Posted at 9:49 PM, Dec 29, 2019
and last updated 2019-12-29 23:49:11-05

SALT LAKE CITY — Following a stabbing attack at a rabbi’s home in Monsey, New York, Salt Lake City Police were on hand Sunday while the local Jewish community celebrated the final night of Hanukkah.

For the last eight nights, the local Jewish community has gathered in front of Abravanel Hall off of South Temple and West Temple in downtown Salt Lake City to celebrate Hanukkah.

“[It’s] the victory of good over evil, of light over darkness, of freedom over tyranny,” Rabbi Avremi Zippel with Chabad Lubavitch of Utah said as he prepared the oil in each torch on a large Menorah, placed just off of the sidewalk.

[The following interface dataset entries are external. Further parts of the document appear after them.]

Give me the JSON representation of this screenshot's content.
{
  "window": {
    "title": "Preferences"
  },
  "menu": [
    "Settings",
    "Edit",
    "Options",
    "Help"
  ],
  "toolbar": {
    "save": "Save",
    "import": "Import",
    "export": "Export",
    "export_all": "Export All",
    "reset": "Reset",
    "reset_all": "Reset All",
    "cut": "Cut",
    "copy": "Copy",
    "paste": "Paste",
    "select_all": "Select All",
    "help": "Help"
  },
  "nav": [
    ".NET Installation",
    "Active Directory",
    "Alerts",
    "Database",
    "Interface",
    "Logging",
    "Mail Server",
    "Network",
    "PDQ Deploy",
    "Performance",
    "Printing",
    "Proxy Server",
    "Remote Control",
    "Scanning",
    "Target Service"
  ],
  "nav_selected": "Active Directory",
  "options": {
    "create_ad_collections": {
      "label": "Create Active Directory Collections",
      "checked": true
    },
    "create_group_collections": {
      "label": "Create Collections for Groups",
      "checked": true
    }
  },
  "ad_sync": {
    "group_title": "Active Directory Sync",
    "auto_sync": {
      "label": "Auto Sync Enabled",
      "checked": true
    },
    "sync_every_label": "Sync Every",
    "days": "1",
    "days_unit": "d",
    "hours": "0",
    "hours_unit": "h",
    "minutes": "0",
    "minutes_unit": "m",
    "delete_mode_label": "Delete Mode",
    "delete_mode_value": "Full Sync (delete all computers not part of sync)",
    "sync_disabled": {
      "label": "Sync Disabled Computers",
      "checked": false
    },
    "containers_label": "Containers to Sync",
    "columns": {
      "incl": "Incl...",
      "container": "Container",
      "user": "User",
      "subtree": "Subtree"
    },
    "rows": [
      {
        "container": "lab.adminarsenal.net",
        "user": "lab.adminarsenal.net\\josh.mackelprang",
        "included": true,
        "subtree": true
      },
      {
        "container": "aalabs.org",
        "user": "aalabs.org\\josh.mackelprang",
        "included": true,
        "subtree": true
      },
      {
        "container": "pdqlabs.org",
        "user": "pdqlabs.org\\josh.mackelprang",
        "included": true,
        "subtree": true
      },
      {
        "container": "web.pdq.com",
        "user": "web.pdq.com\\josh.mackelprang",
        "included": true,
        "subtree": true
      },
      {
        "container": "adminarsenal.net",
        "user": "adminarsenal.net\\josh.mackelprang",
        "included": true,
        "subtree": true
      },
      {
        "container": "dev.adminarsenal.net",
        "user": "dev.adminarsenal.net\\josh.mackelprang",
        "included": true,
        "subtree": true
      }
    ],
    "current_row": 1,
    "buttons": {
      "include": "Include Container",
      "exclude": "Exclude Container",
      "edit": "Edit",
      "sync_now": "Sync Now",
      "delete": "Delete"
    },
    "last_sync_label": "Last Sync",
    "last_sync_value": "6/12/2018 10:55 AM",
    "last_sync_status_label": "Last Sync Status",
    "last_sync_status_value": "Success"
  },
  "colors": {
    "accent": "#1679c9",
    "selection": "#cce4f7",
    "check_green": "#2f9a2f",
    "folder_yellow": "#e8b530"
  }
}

Every night, the community — Jewish and non-Jewish — has been invited to accompany those who follow the faith as they light a large Menorah. For the first time this year, the Menorah is accompanied by two white pillars, which read, ‘A little bit of light can dispel a lot of darkness’ — erected in honor of the victims of a shooting at a Jewish market in New Jersey just two weeks ago.

But on the eighth and final night of the holiday, Salt Lake City Police were in tow, guarding the celebration with their patrol cars lined along the street and officers on the sidewalk.

“At this point, it’s exasperating,” Zippel said.

The security response comes in wake of a Saturday night attack at a rabbi’s home, marking the latest in a string of incidents that have targeted the Jewish community in New York.

“I mean, above all, you’re deeply saddened that we can’t all just get along," Zippel said. "Jews don’t have the ability to live safely and securely within the four walls of their own homes anymore."

Despite being stuck, once again, in the midst of darkness, they are finding and creating light on the final night of Hanukkah.

“All we can do is continue to do our part to try and make the world a better place and hoping that a cumulation of all of those actions will indeed have a better effect on the world,” Zippel said.

“When something strikes, we only respond with more lights," Zippel said. "We show solidarity and we show strength and we don’t cower in fear."

The rabbi said Jewish communities as a whole have done what they can to increase security, even monitoring how many armed persons are in attendance during gatherings.

The Menorah will be taken down on Monday once the celebration is complete.